I graduated from a major Texas university about three years ago. Since then, I had been paying my student loan payments online at a price that I thought was very affordable. It had been difficult to find a job in my field, but I had been working for about a year and had some savings, so I decided to go and buy a new car. I went to the lot, looked around, and found one that I just fell in love with. When I went into the loan office, though, I was shocked to hear that my credit rating was in the red and there was no way they’d be able to offer me a loan.
Since I only had one credit card and my student loans as outstanding debt, I called each company to see if anything was wrong. After a lengthy talk with my student loan lender, we uncovered something shocking: my student loans had been split into two parts, and the payments I had been making were only for one of them. The other had gone unpaid because the letter they sent about it never got to me. With fees and interest, I now owed over $30,000. I was stunned; it felt like my life was crumbling in on me. All my savings would now have to go toward my loan, and I would have to go into “loan rehabilitation” in order to clean up my credit, which meant paying nearly $400 a month to keep the balance current.
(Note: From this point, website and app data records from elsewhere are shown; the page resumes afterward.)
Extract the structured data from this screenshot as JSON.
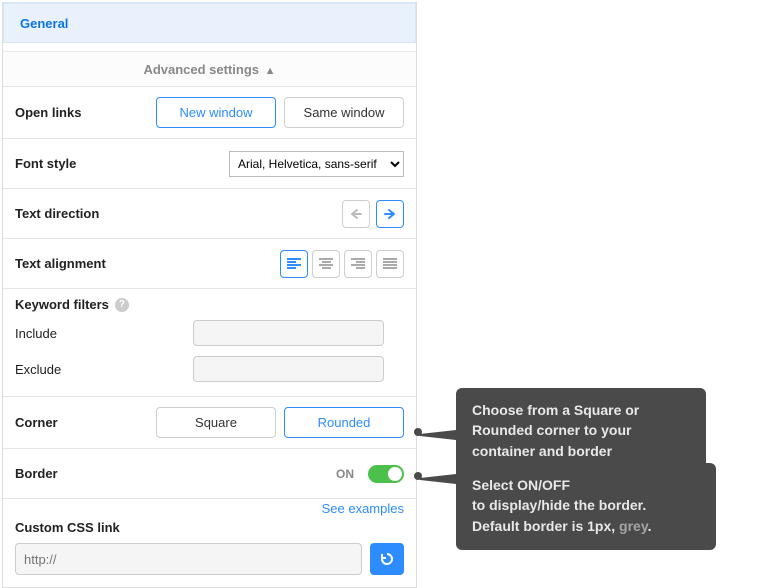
{
  "tab": {
    "label": "General"
  },
  "advanced": {
    "label": "Advanced settings"
  },
  "openLinks": {
    "label": "Open links",
    "newWindow": "New window",
    "sameWindow": "Same window",
    "active": "new"
  },
  "fontStyle": {
    "label": "Font style",
    "value": "Arial, Helvetica, sans-serif"
  },
  "textDirection": {
    "label": "Text direction",
    "active": "rtl"
  },
  "textAlignment": {
    "label": "Text alignment",
    "active": "left"
  },
  "keywordFilters": {
    "title": "Keyword filters",
    "include": "Include",
    "exclude": "Exclude"
  },
  "corner": {
    "label": "Corner",
    "square": "Square",
    "rounded": "Rounded",
    "active": "rounded"
  },
  "border": {
    "label": "Border",
    "on": "ON",
    "state": true
  },
  "customCss": {
    "title": "Custom CSS link",
    "seeExamples": "See examples",
    "placeholder": "http://"
  },
  "callout1": {
    "line1": "Choose from a Square or",
    "line2": "Rounded corner to your",
    "line3": "container and border"
  },
  "callout2": {
    "line1": "Select ON/OFF",
    "line2": "to display/hide the border.",
    "line3a": "Default border is 1px, ",
    "line3b": "grey",
    "line3c": "."
  }
}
What was even more shocking to me was that the loan rehab officer told me that I was not the only student in this situation. Each year, almost thirty percent of student loans go into default because the payments are split without the student being informed. They continue to make payments, thinking they are paying on their full balance, when in reality their loans are going into default. Before any students’ loan payments begin after graduation, they need to monitor their accounts carefully every few months to make sure their lender has not split up their loans.